▶ [Problem details] With nothing left out, repeat every entry exactly.

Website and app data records

=== Begin Enclosure ===

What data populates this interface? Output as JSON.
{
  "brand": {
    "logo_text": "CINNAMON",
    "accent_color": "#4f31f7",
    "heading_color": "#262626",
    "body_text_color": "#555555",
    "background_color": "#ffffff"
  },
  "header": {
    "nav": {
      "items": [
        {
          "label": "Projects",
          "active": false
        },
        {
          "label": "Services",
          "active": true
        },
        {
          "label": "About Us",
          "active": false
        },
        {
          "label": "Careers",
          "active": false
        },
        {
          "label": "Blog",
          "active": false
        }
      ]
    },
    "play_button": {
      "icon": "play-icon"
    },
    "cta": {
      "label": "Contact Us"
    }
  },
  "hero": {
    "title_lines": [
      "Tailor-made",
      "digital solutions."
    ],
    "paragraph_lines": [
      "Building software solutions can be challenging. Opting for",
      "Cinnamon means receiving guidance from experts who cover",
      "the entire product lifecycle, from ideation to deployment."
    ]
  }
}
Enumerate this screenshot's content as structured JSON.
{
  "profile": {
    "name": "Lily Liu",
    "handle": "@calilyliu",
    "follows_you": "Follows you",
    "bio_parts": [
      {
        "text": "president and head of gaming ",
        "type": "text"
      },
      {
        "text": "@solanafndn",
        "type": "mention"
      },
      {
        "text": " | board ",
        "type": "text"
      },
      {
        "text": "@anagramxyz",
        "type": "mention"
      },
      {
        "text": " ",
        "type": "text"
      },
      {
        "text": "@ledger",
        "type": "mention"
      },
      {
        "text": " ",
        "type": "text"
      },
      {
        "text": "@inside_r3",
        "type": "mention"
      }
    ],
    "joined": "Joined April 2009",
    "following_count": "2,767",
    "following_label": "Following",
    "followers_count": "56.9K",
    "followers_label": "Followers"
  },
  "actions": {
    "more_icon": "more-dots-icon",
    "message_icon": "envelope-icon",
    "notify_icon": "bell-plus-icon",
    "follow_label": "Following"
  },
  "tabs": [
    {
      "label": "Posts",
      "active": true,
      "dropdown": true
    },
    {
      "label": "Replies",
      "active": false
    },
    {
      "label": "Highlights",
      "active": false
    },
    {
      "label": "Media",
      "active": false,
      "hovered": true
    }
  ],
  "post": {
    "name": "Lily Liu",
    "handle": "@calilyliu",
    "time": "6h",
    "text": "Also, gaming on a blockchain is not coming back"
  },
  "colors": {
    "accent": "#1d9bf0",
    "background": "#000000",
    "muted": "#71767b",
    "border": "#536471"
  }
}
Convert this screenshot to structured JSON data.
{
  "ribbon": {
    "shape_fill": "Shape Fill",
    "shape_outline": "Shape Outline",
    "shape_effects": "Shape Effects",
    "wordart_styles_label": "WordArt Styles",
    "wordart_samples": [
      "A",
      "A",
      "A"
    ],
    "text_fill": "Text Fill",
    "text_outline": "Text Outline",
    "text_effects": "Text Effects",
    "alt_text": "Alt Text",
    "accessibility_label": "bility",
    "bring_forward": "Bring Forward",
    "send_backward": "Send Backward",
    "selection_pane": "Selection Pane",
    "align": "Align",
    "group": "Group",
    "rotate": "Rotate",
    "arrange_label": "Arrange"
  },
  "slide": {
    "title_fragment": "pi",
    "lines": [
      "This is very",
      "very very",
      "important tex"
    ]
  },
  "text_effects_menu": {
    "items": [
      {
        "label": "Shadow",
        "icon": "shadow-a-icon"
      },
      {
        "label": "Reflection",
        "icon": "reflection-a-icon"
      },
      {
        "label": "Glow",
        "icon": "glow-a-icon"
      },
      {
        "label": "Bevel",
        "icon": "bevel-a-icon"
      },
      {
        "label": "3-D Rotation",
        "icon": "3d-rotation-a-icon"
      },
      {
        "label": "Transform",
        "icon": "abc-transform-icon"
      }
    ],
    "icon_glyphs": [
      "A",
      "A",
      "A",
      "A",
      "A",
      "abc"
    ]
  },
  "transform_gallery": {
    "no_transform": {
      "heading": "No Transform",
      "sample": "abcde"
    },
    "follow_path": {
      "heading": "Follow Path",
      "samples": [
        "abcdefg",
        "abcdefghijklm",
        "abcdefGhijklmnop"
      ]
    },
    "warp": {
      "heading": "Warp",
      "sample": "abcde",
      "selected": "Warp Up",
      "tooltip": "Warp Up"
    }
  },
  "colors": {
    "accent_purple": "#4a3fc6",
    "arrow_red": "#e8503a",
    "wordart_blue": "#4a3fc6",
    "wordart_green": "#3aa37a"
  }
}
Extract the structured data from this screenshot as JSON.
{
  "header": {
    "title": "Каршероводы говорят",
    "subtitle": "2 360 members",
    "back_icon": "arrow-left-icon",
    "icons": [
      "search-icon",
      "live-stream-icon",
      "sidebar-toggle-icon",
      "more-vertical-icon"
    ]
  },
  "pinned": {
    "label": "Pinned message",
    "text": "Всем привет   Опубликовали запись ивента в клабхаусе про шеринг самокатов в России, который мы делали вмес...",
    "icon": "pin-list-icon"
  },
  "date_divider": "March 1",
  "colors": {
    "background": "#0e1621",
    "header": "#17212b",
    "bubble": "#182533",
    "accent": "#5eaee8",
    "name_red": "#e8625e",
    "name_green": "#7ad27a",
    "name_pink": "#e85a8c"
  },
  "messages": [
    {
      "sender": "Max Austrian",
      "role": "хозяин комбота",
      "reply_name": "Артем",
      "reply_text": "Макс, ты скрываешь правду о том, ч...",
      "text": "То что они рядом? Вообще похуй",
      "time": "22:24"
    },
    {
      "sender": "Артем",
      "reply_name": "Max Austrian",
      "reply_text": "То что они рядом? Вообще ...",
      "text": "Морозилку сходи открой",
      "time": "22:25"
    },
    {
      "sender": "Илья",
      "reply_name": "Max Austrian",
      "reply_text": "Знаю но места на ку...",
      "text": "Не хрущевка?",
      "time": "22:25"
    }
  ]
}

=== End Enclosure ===

▶ [Reply]
What data populates this interface? Output as JSON.
{
  "brand": {
    "logo_text": "CINNAMON",
    "accent_color": "#4f31f7",
    "heading_color": "#262626",
    "body_text_color": "#555555",
    "background_color": "#ffffff"
  },
  "header": {
    "nav": {
      "items": [
        {
          "label": "Projects",
          "active": false
        },
        {
          "label": "Services",
          "active": true
        },
        {
          "label": "About Us",
          "active": false
        },
        {
          "label": "Careers",
          "active": false
        },
        {
          "label": "Blog",
          "active": false
        }
      ]
    },
    "play_button": {
      "icon": "play-icon"
    },
    "cta": {
      "label": "Contact Us"
    }
  },
  "hero": {
    "title_lines": [
      "Tailor-made",
      "digital solutions."
    ],
    "paragraph_lines": [
      "Building software solutions can be challenging. Opting for",
      "Cinnamon means receiving guidance from experts who cover",
      "the entire product lifecycle, from ideation to deployment."
    ]
  }
}
Enumerate this screenshot's content as structured JSON.
{
  "profile": {
    "name": "Lily Liu",
    "handle": "@calilyliu",
    "follows_you": "Follows you",
    "bio_parts": [
      {
        "text": "president and head of gaming ",
        "type": "text"
      },
      {
        "text": "@solanafndn",
        "type": "mention"
      },
      {
        "text": " | board ",
        "type": "text"
      },
      {
        "text": "@anagramxyz",
        "type": "mention"
      },
      {
        "text": " ",
        "type": "text"
      },
      {
        "text": "@ledger",
        "type": "mention"
      },
      {
        "text": " ",
        "type": "text"
      },
      {
        "text": "@inside_r3",
        "type": "mention"
      }
    ],
    "joined": "Joined April 2009",
    "following_count": "2,767",
    "following_label": "Following",
    "followers_count": "56.9K",
    "followers_label": "Followers"
  },
  "actions": {
    "more_icon": "more-dots-icon",
    "message_icon": "envelope-icon",
    "notify_icon": "bell-plus-icon",
    "follow_label": "Following"
  },
  "tabs": [
    {
      "label": "Posts",
      "active": true,
      "dropdown": true
    },
    {
      "label": "Replies",
      "active": false
    },
    {
      "label": "Highlights",
      "active": false
    },
    {
      "label": "Media",
      "active": false,
      "hovered": true
    }
  ],
  "post": {
    "name": "Lily Liu",
    "handle": "@calilyliu",
    "time": "6h",
    "text": "Also, gaming on a blockchain is not coming back"
  },
  "colors": {
    "accent": "#1d9bf0",
    "background": "#000000",
    "muted": "#71767b",
    "border": "#536471"
  }
}
Convert this screenshot to structured JSON data.
{
  "ribbon": {
    "shape_fill": "Shape Fill",
    "shape_outline": "Shape Outline",
    "shape_effects": "Shape Effects",
    "wordart_styles_label": "WordArt Styles",
    "wordart_samples": [
      "A",
      "A",
      "A"
    ],
    "text_fill": "Text Fill",
    "text_outline": "Text Outline",
    "text_effects": "Text Effects",
    "alt_text": "Alt Text",
    "accessibility_label": "bility",
    "bring_forward": "Bring Forward",
    "send_backward": "Send Backward",
    "selection_pane": "Selection Pane",
    "align": "Align",
    "group": "Group",
    "rotate": "Rotate",
    "arrange_label": "Arrange"
  },
  "slide": {
    "title_fragment": "pi",
    "lines": [
      "This is very",
      "very very",
      "important tex"
    ]
  },
  "text_effects_menu": {
    "items": [
      {
        "label": "Shadow",
        "icon": "shadow-a-icon"
      },
      {
        "label": "Reflection",
        "icon": "reflection-a-icon"
      },
      {
        "label": "Glow",
        "icon": "glow-a-icon"
      },
      {
        "label": "Bevel",
        "icon": "bevel-a-icon"
      },
      {
        "label": "3-D Rotation",
        "icon": "3d-rotation-a-icon"
      },
      {
        "label": "Transform",
        "icon": "abc-transform-icon"
      }
    ],
    "icon_glyphs": [
      "A",
      "A",
      "A",
      "A",
      "A",
      "abc"
    ]
  },
  "transform_gallery": {
    "no_transform": {
      "heading": "No Transform",
      "sample": "abcde"
    },
    "follow_path": {
      "heading": "Follow Path",
      "samples": [
        "abcdefg",
        "abcdefghijklm",
        "abcdefGhijklmnop"
      ]
    },
    "warp": {
      "heading": "Warp",
      "sample": "abcde",
      "selected": "Warp Up",
      "tooltip": "Warp Up"
    }
  },
  "colors": {
    "accent_purple": "#4a3fc6",
    "arrow_red": "#e8503a",
    "wordart_blue": "#4a3fc6",
    "wordart_green": "#3aa37a"
  }
}
Extract the structured data from this screenshot as JSON.
{
  "header": {
    "title": "Каршероводы говорят",
    "subtitle": "2 360 members",
    "back_icon": "arrow-left-icon",
    "icons": [
      "search-icon",
      "live-stream-icon",
      "sidebar-toggle-icon",
      "more-vertical-icon"
    ]
  },
  "pinned": {
    "label": "Pinned message",
    "text": "Всем привет   Опубликовали запись ивента в клабхаусе про шеринг самокатов в России, который мы делали вмес...",
    "icon": "pin-list-icon"
  },
  "date_divider": "March 1",
  "colors": {
    "background": "#0e1621",
    "header": "#17212b",
    "bubble": "#182533",
    "accent": "#5eaee8",
    "name_red": "#e8625e",
    "name_green": "#7ad27a",
    "name_pink": "#e85a8c"
  },
  "messages": [
    {
      "sender": "Max Austrian",
      "role": "хозяин комбота",
      "reply_name": "Артем",
      "reply_text": "Макс, ты скрываешь правду о том, ч...",
      "text": "То что они рядом? Вообще похуй",
      "time": "22:24"
    },
    {
      "sender": "Артем",
      "reply_name": "Max Austrian",
      "reply_text": "То что они рядом? Вообще ...",
      "text": "Морозилку сходи открой",
      "time": "22:25"
    },
    {
      "sender": "Илья",
      "reply_name": "Max Austrian",
      "reply_text": "Знаю но места на ку...",
      "text": "Не хрущевка?",
      "time": "22:25"
    }
  ]
}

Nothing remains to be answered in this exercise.